Leave the images out and repeat the data exactly as given.

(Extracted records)

────────────────────────────────────────

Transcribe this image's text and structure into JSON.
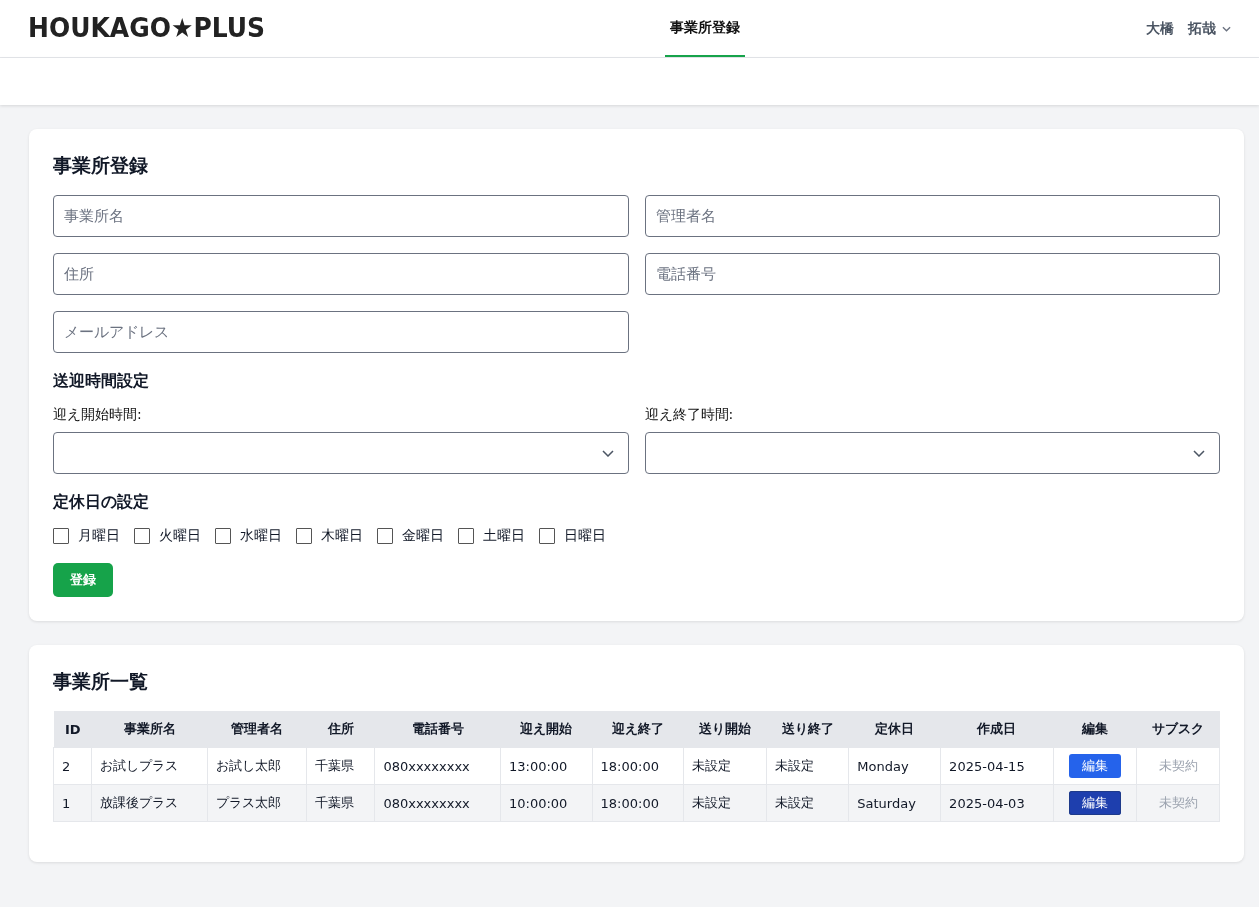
{
  "header": {
    "logo": "HOUKAGO★PLUS",
    "nav": [
      {
        "label": "事業所登録",
        "selected": true
      }
    ],
    "user": {
      "last_name": "大橋",
      "first_name": "拓哉"
    }
  },
  "form": {
    "title": "事業所登録",
    "fields": [
      {
        "placeholder": "事業所名"
      },
      {
        "placeholder": "管理者名"
      },
      {
        "placeholder": "住所"
      },
      {
        "placeholder": "電話番号"
      },
      {
        "placeholder": "メールアドレス"
      }
    ],
    "pickup_title": "送迎時間設定",
    "selects": [
      {
        "label": "迎え開始時間:"
      },
      {
        "label": "迎え終了時間:"
      }
    ],
    "holiday_title": "定休日の設定",
    "days": [
      {
        "label": "月曜日",
        "checked": false
      },
      {
        "label": "火曜日",
        "checked": false
      },
      {
        "label": "水曜日",
        "checked": false
      },
      {
        "label": "木曜日",
        "checked": false
      },
      {
        "label": "金曜日",
        "checked": false
      },
      {
        "label": "土曜日",
        "checked": false
      },
      {
        "label": "日曜日",
        "checked": false
      }
    ],
    "submit": "登録"
  },
  "list": {
    "title": "事業所一覧",
    "columns": [
      "ID",
      "事業所名",
      "管理者名",
      "住所",
      "電話番号",
      "迎え開始",
      "迎え終了",
      "送り開始",
      "送り終了",
      "定休日",
      "作成日",
      "編集",
      "サブスク"
    ],
    "rows": [
      {
        "cells": [
          "2",
          "お試しプラス",
          "お試し太郎",
          "千葉県",
          "080xxxxxxxx",
          "13:00:00",
          "18:00:00",
          "未設定",
          "未設定",
          "Monday",
          "2025-04-15"
        ],
        "edit": "編集",
        "hovered": false,
        "subscription": "未契約"
      },
      {
        "cells": [
          "1",
          "放課後プラス",
          "プラス太郎",
          "千葉県",
          "080xxxxxxxx",
          "10:00:00",
          "18:00:00",
          "未設定",
          "未設定",
          "Saturday",
          "2025-04-03"
        ],
        "edit": "編集",
        "hovered": true,
        "subscription": "未契約"
      }
    ]
  }
}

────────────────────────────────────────

# Response box:
Transcribe this image's text and structure into JSON.
{
  "header": {
    "logo": "HOUKAGO★PLUS",
    "nav": [
      {
        "label": "事業所登録",
        "selected": true
      }
    ],
    "user": {
      "last_name": "大橋",
      "first_name": "拓哉"
    }
  },
  "form": {
    "title": "事業所登録",
    "fields": [
      {
        "placeholder": "事業所名"
      },
      {
        "placeholder": "管理者名"
      },
      {
        "placeholder": "住所"
      },
      {
        "placeholder": "電話番号"
      },
      {
        "placeholder": "メールアドレス"
      }
    ],
    "pickup_title": "送迎時間設定",
    "selects": [
      {
        "label": "迎え開始時間:"
      },
      {
        "label": "迎え終了時間:"
      }
    ],
    "holiday_title": "定休日の設定",
    "days": [
      {
        "label": "月曜日",
        "checked": false
      },
      {
        "label": "火曜日",
        "checked": false
      },
      {
        "label": "水曜日",
        "checked": false
      },
      {
        "label": "木曜日",
        "checked": false
      },
      {
        "label": "金曜日",
        "checked": false
      },
      {
        "label": "土曜日",
        "checked": false
      },
      {
        "label": "日曜日",
        "checked": false
      }
    ],
    "submit": "登録"
  },
  "list": {
    "title": "事業所一覧",
    "columns": [
      "ID",
      "事業所名",
      "管理者名",
      "住所",
      "電話番号",
      "迎え開始",
      "迎え終了",
      "送り開始",
      "送り終了",
      "定休日",
      "作成日",
      "編集",
      "サブスク"
    ],
    "rows": [
      {
        "cells": [
          "2",
          "お試しプラス",
          "お試し太郎",
          "千葉県",
          "080xxxxxxxx",
          "13:00:00",
          "18:00:00",
          "未設定",
          "未設定",
          "Monday",
          "2025-04-15"
        ],
        "edit": "編集",
        "hovered": false,
        "subscription": "未契約"
      },
      {
        "cells": [
          "1",
          "放課後プラス",
          "プラス太郎",
          "千葉県",
          "080xxxxxxxx",
          "10:00:00",
          "18:00:00",
          "未設定",
          "未設定",
          "Saturday",
          "2025-04-03"
        ],
        "edit": "編集",
        "hovered": true,
        "subscription": "未契約"
      }
    ]
  }
}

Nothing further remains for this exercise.